However, because the NGO had drawn the EC’s attention to the additional information on time recording in its comments included in the draft audit report, the Ombudsman concluded that the EC should have considered these before finalising the audit report and implementing the results by recovering the (alleged) over payments. It recommended that the EC should review its position, re-examine the timesheets and, if the timesheets are in fact reliable, reverse its decision.

Despite receiving the Ombudsman’s recommendation in August last year, no response from the EC has been published. So, more than five years after the audit, the case is unresolved. Could this be a record?
 
Kind regards

Monday, 3 April 2017

H2020: Internal invoices


Following lots of pressure from the research community, the EC has decided to accept the cost of internal invoices for the use of research facilities as an eligible cost. These invoices were eligible costs in FP7. But in H2020 the EC required that the consumption of each resource involved – such as the time of staff supporting the equipment, consumables and depreciation – be measured directly for each H2020 project using the facility.

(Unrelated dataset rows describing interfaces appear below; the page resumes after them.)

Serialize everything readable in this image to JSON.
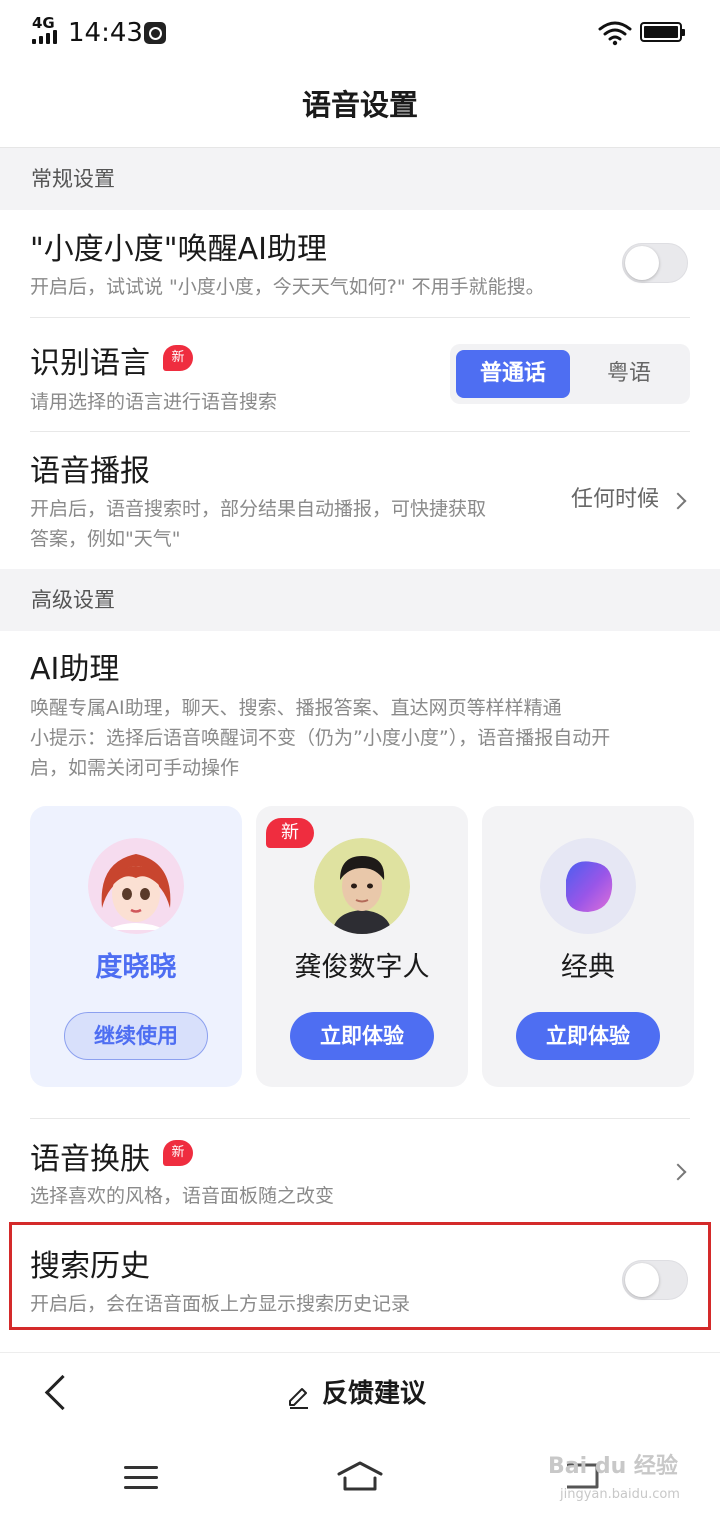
{
  "status_bar": {
    "network": "4G",
    "time": "14:43"
  },
  "page": {
    "title": "语音设置"
  },
  "sections": {
    "general": "常规设置",
    "advanced": "高级设置"
  },
  "wake": {
    "title": "\"小度小度\"唤醒AI助理",
    "desc": "开启后，试试说 \"小度小度，今天天气如何?\" 不用手就能搜。",
    "enabled": false
  },
  "language": {
    "title": "识别语言",
    "badge": "新",
    "desc": "请用选择的语言进行语音搜索",
    "options": [
      "普通话",
      "粤语"
    ],
    "selected": "普通话"
  },
  "broadcast": {
    "title": "语音播报",
    "desc_line1": "开启后，语音搜索时，部分结果自动播报，可快捷获取",
    "desc_line2": "答案，例如\"天气\"",
    "value": "任何时候"
  },
  "assistant": {
    "title": "AI助理",
    "desc": "唤醒专属AI助理，聊天、搜索、播报答案、直达网页等样样精通",
    "tip_line1": "小提示：选择后语音唤醒词不变（仍为”小度小度”），语音播报自动开",
    "tip_line2": "启，如需关闭可手动操作",
    "cards": [
      {
        "name": "度晓晓",
        "button": "继续使用",
        "active": true
      },
      {
        "name": "龚俊数字人",
        "button": "立即体验",
        "badge": "新"
      },
      {
        "name": "经典",
        "button": "立即体验"
      }
    ]
  },
  "skin": {
    "title": "语音换肤",
    "badge": "新",
    "desc": "选择喜欢的风格，语音面板随之改变"
  },
  "history": {
    "title": "搜索历史",
    "desc": "开启后，会在语音面板上方显示搜索历史记录",
    "enabled": false
  },
  "footer": {
    "feedback": "反馈建议"
  },
  "watermark": {
    "text": "Bai du 经验",
    "url": "jingyan.baidu.com"
  },
  "colors": {
    "accent": "#4e6ef2",
    "badge": "#ef2d3f",
    "highlight": "#d42a2a"
  }
}
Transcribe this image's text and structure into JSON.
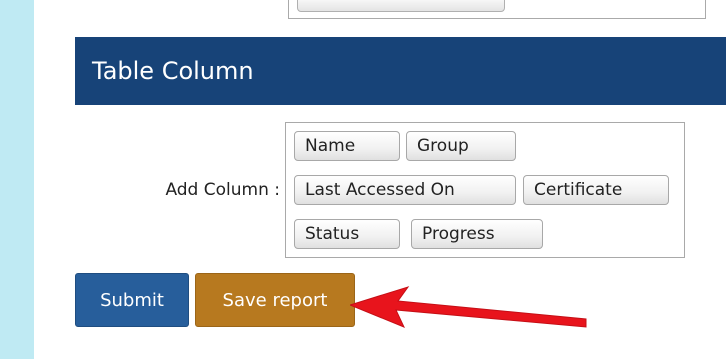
{
  "section": {
    "title": "Table Column"
  },
  "add_column": {
    "label": "Add Column :",
    "columns": [
      "Name",
      "Group",
      "Last Accessed On",
      "Certificate",
      "Status",
      "Progress"
    ]
  },
  "actions": {
    "submit_label": "Submit",
    "save_label": "Save report"
  },
  "colors": {
    "header_bg": "#174378",
    "submit_bg": "#275e9b",
    "save_bg": "#b7791f",
    "left_strip": "#bfeaf3",
    "annotation_arrow": "#e8141c"
  }
}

Under the new version 4.0 of the grant agreement, the cost of internally invoiced goods and services used directly for an H2020 project can be claimed based on an average cost per unit of use (per hour, for example), called a “unit cost”. The unit cost must be based on actual costs of items directly linked to the production of the goods or services to be invoiced, excluding overheads.

Interestingly, the cost of support staff, consumables and depreciation of research facilities can potentially also be charged as direct costs under the EC’s LRI (Large Research Infrastructure) option. But the calculation method for this must be certified by the EC. And it is restricted to organisations with at least €20m of expensive equipment, which must represent at least 75% of their fixed assets. Last month we reported that the EC had issued only four LRI certificates during H2020. Will internal invoices allow H2020 participants to avoid the restrictions of LRI?

Kind regards
Singleimage Limited

Tuesday, 28 February 2017

Brexit invoice

The precise make-up of the €60bn “Brexit invoice” will be revealed when the UK triggers Article 50 of the Lisbon Treaty. One speculation is that the UK’s usual share of EU expenditure from 2014 to 2020 is included. This is because the UK agreed the EU’s seven year “Multiannual financial framework” (MFF) back in 2013. If this agreement is legally binding, then the UK would be obliged to contribute amounts similar to its current annual payments to the EU each year until the end of 2020, with lesser amounts due for several years after that. In this scenario, it might make financial sense for the UK to postpone its departure until the end of 2020, in order to continue to receive EU payments to its regions, farmers and researchers.

What happens if the UK and the EU disagree about these MFF payments? In public sessions in the UK parliament, lawyers are arguing which legal authority could decide. The conclusion - so far - is that the European Court of Justice (ECJ) would have jurisdiction on the interpretation of the relevant laws. However, since the UK will not be subject to these laws after leaving the EU, the ECJ could not enforce their implementation!

None of the discussions so far take into account the UK’s government’s proposed “Great Repeal Bill”, which will transfer much EU law into UK law when the UK leaves the EU. We look forward to many more hours of learned debate.

Kind regards
Singleimage Limited

Tuesday, 31 January 2017

Switzerland returns

From 1st January 2017, Switzerland is associated to all parts of H2020. Following a referendum in February 2014 against mass immigration, Switzerland was allowed to be associated to – and therefore receive funding from - only the Excellent Science component of H2020. For Societal Challenges and Enabling and Industrial Technologies, Swiss organisations could participate without EU funding. The Swiss government stepped in to fund these Swiss participants.

At the end of 2016, the Swiss government agreed to extend free movement of labour to Croatian citizens, at the same time initiating measures to prioritise Swiss job seekers when vacancies occur. As a result, Switzerland regained the status of Associated Country which it held during FP7.

Kind regards
Singleimage.co.uk